[Stored data entries]
────────────────────────────────────────
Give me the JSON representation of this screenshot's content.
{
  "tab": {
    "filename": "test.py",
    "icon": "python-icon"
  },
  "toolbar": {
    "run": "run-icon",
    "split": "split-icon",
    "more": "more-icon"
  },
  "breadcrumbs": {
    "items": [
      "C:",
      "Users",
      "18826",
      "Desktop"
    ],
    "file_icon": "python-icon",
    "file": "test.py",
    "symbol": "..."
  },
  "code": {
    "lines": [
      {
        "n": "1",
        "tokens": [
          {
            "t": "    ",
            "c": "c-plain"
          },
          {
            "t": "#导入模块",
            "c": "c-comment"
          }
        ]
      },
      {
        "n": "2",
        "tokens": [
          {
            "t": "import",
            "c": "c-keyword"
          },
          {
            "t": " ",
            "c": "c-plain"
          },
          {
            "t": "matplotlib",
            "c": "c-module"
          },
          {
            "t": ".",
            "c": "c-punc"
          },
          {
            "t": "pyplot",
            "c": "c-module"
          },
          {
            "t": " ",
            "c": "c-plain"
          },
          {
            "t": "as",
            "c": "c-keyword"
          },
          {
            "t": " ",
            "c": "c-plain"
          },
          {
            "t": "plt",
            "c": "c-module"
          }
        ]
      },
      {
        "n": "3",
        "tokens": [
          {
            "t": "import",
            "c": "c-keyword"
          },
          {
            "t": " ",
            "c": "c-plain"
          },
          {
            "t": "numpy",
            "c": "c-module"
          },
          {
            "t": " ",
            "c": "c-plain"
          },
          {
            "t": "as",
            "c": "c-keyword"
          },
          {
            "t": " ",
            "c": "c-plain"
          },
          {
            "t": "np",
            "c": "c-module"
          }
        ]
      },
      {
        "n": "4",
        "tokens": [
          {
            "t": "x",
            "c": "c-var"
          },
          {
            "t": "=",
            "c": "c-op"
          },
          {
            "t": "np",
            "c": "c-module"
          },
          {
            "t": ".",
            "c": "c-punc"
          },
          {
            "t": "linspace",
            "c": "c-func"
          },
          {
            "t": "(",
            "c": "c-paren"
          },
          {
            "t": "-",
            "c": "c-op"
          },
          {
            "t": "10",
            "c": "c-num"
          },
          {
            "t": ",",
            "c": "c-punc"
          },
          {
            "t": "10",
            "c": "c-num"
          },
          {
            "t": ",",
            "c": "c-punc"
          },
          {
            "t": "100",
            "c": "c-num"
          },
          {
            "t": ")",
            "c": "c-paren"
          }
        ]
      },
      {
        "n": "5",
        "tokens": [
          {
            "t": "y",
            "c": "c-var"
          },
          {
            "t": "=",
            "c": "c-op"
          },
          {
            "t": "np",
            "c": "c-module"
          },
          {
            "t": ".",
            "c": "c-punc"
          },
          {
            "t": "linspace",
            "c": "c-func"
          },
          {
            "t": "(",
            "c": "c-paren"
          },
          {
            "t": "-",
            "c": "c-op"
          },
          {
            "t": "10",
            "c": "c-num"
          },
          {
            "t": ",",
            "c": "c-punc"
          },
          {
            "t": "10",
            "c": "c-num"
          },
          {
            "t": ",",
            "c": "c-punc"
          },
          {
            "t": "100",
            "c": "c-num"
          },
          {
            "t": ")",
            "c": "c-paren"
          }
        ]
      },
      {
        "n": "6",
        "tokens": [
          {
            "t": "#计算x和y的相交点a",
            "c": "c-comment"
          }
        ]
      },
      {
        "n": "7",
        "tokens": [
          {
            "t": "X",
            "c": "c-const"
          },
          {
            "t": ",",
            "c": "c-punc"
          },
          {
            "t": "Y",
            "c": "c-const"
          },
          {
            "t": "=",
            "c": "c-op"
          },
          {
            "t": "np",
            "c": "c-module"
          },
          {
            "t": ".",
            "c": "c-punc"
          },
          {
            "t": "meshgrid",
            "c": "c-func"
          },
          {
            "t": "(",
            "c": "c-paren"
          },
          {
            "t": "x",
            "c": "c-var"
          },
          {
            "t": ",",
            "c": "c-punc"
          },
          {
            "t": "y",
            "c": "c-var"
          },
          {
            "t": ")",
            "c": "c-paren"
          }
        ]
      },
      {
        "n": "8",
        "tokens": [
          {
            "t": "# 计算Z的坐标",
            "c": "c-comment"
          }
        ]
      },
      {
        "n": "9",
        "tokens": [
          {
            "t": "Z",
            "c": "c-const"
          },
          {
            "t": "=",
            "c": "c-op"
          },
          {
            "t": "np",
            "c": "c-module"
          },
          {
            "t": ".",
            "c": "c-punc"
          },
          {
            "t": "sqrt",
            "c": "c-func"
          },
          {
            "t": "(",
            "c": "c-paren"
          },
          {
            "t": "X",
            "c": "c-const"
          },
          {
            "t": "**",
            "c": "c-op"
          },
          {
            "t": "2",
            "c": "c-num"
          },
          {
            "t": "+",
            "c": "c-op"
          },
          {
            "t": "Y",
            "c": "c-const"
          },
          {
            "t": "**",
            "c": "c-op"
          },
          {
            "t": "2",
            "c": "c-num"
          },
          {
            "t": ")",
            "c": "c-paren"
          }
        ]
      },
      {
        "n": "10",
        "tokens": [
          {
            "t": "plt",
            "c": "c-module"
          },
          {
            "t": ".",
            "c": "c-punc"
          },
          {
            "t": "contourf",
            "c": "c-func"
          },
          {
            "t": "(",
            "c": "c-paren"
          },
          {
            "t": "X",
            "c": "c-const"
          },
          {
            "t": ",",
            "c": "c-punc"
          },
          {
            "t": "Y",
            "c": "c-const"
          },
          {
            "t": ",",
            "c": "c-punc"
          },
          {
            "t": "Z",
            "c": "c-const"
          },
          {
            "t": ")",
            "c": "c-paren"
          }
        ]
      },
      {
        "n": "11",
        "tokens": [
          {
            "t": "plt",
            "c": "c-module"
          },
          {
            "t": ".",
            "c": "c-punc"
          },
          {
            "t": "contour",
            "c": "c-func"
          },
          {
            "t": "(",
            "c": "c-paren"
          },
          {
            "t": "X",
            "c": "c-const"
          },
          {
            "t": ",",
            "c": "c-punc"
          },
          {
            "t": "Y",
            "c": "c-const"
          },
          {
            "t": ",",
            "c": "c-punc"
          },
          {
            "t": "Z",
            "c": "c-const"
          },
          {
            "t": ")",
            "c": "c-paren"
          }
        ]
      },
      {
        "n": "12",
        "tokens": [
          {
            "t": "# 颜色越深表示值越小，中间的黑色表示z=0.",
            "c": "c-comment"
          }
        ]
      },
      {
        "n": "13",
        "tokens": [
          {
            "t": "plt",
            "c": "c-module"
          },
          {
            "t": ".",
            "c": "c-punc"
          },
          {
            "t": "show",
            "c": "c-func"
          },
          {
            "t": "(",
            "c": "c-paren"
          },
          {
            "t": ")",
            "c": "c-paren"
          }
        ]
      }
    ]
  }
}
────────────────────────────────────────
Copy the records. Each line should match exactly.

Give me the JSON representation of this screenshot's content.
{
  "tab": {
    "filename": "test.py",
    "icon": "python-icon"
  },
  "toolbar": {
    "run": "run-icon",
    "split": "split-icon",
    "more": "more-icon"
  },
  "breadcrumbs": {
    "items": [
      "C:",
      "Users",
      "18826",
      "Desktop"
    ],
    "file_icon": "python-icon",
    "file": "test.py",
    "symbol": "..."
  },
  "code": {
    "lines": [
      {
        "n": "1",
        "tokens": [
          {
            "t": "    ",
            "c": "c-plain"
          },
          {
            "t": "#导入模块",
            "c": "c-comment"
          }
        ]
      },
      {
        "n": "2",
        "tokens": [
          {
            "t": "import",
            "c": "c-keyword"
          },
          {
            "t": " ",
            "c": "c-plain"
          },
          {
            "t": "matplotlib",
            "c": "c-module"
          },
          {
            "t": ".",
            "c": "c-punc"
          },
          {
            "t": "pyplot",
            "c": "c-module"
          },
          {
            "t": " ",
            "c": "c-plain"
          },
          {
            "t": "as",
            "c": "c-keyword"
          },
          {
            "t": " ",
            "c": "c-plain"
          },
          {
            "t": "plt",
            "c": "c-module"
          }
        ]
      },
      {
        "n": "3",
        "tokens": [
          {
            "t": "import",
            "c": "c-keyword"
          },
          {
            "t": " ",
            "c": "c-plain"
          },
          {
            "t": "numpy",
            "c": "c-module"
          },
          {
            "t": " ",
            "c": "c-plain"
          },
          {
            "t": "as",
            "c": "c-keyword"
          },
          {
            "t": " ",
            "c": "c-plain"
          },
          {
            "t": "np",
            "c": "c-module"
          }
        ]
      },
      {
        "n": "4",
        "tokens": [
          {
            "t": "x",
            "c": "c-var"
          },
          {
            "t": "=",
            "c": "c-op"
          },
          {
            "t": "np",
            "c": "c-module"
          },
          {
            "t": ".",
            "c": "c-punc"
          },
          {
            "t": "linspace",
            "c": "c-func"
          },
          {
            "t": "(",
            "c": "c-paren"
          },
          {
            "t": "-",
            "c": "c-op"
          },
          {
            "t": "10",
            "c": "c-num"
          },
          {
            "t": ",",
            "c": "c-punc"
          },
          {
            "t": "10",
            "c": "c-num"
          },
          {
            "t": ",",
            "c": "c-punc"
          },
          {
            "t": "100",
            "c": "c-num"
          },
          {
            "t": ")",
            "c": "c-paren"
          }
        ]
      },
      {
        "n": "5",
        "tokens": [
          {
            "t": "y",
            "c": "c-var"
          },
          {
            "t": "=",
            "c": "c-op"
          },
          {
            "t": "np",
            "c": "c-module"
          },
          {
            "t": ".",
            "c": "c-punc"
          },
          {
            "t": "linspace",
            "c": "c-func"
          },
          {
            "t": "(",
            "c": "c-paren"
          },
          {
            "t": "-",
            "c": "c-op"
          },
          {
            "t": "10",
            "c": "c-num"
          },
          {
            "t": ",",
            "c": "c-punc"
          },
          {
            "t": "10",
            "c": "c-num"
          },
          {
            "t": ",",
            "c": "c-punc"
          },
          {
            "t": "100",
            "c": "c-num"
          },
          {
            "t": ")",
            "c": "c-paren"
          }
        ]
      },
      {
        "n": "6",
        "tokens": [
          {
            "t": "#计算x和y的相交点a",
            "c": "c-comment"
          }
        ]
      },
      {
        "n": "7",
        "tokens": [
          {
            "t": "X",
            "c": "c-const"
          },
          {
            "t": ",",
            "c": "c-punc"
          },
          {
            "t": "Y",
            "c": "c-const"
          },
          {
            "t": "=",
            "c": "c-op"
          },
          {
            "t": "np",
            "c": "c-module"
          },
          {
            "t": ".",
            "c": "c-punc"
          },
          {
            "t": "meshgrid",
            "c": "c-func"
          },
          {
            "t": "(",
            "c": "c-paren"
          },
          {
            "t": "x",
            "c": "c-var"
          },
          {
            "t": ",",
            "c": "c-punc"
          },
          {
            "t": "y",
            "c": "c-var"
          },
          {
            "t": ")",
            "c": "c-paren"
          }
        ]
      },
      {
        "n": "8",
        "tokens": [
          {
            "t": "# 计算Z的坐标",
            "c": "c-comment"
          }
        ]
      },
      {
        "n": "9",
        "tokens": [
          {
            "t": "Z",
            "c": "c-const"
          },
          {
            "t": "=",
            "c": "c-op"
          },
          {
            "t": "np",
            "c": "c-module"
          },
          {
            "t": ".",
            "c": "c-punc"
          },
          {
            "t": "sqrt",
            "c": "c-func"
          },
          {
            "t": "(",
            "c": "c-paren"
          },
          {
            "t": "X",
            "c": "c-const"
          },
          {
            "t": "**",
            "c": "c-op"
          },
          {
            "t": "2",
            "c": "c-num"
          },
          {
            "t": "+",
            "c": "c-op"
          },
          {
            "t": "Y",
            "c": "c-const"
          },
          {
            "t": "**",
            "c": "c-op"
          },
          {
            "t": "2",
            "c": "c-num"
          },
          {
            "t": ")",
            "c": "c-paren"
          }
        ]
      },
      {
        "n": "10",
        "tokens": [
          {
            "t": "plt",
            "c": "c-module"
          },
          {
            "t": ".",
            "c": "c-punc"
          },
          {
            "t": "contourf",
            "c": "c-func"
          },
          {
            "t": "(",
            "c": "c-paren"
          },
          {
            "t": "X",
            "c": "c-const"
          },
          {
            "t": ",",
            "c": "c-punc"
          },
          {
            "t": "Y",
            "c": "c-const"
          },
          {
            "t": ",",
            "c": "c-punc"
          },
          {
            "t": "Z",
            "c": "c-const"
          },
          {
            "t": ")",
            "c": "c-paren"
          }
        ]
      },
      {
        "n": "11",
        "tokens": [
          {
            "t": "plt",
            "c": "c-module"
          },
          {
            "t": ".",
            "c": "c-punc"
          },
          {
            "t": "contour",
            "c": "c-func"
          },
          {
            "t": "(",
            "c": "c-paren"
          },
          {
            "t": "X",
            "c": "c-const"
          },
          {
            "t": ",",
            "c": "c-punc"
          },
          {
            "t": "Y",
            "c": "c-const"
          },
          {
            "t": ",",
            "c": "c-punc"
          },
          {
            "t": "Z",
            "c": "c-const"
          },
          {
            "t": ")",
            "c": "c-paren"
          }
        ]
      },
      {
        "n": "12",
        "tokens": [
          {
            "t": "# 颜色越深表示值越小，中间的黑色表示z=0.",
            "c": "c-comment"
          }
        ]
      },
      {
        "n": "13",
        "tokens": [
          {
            "t": "plt",
            "c": "c-module"
          },
          {
            "t": ".",
            "c": "c-punc"
          },
          {
            "t": "show",
            "c": "c-func"
          },
          {
            "t": "(",
            "c": "c-paren"
          },
          {
            "t": ")",
            "c": "c-paren"
          }
        ]
      }
    ]
  }
}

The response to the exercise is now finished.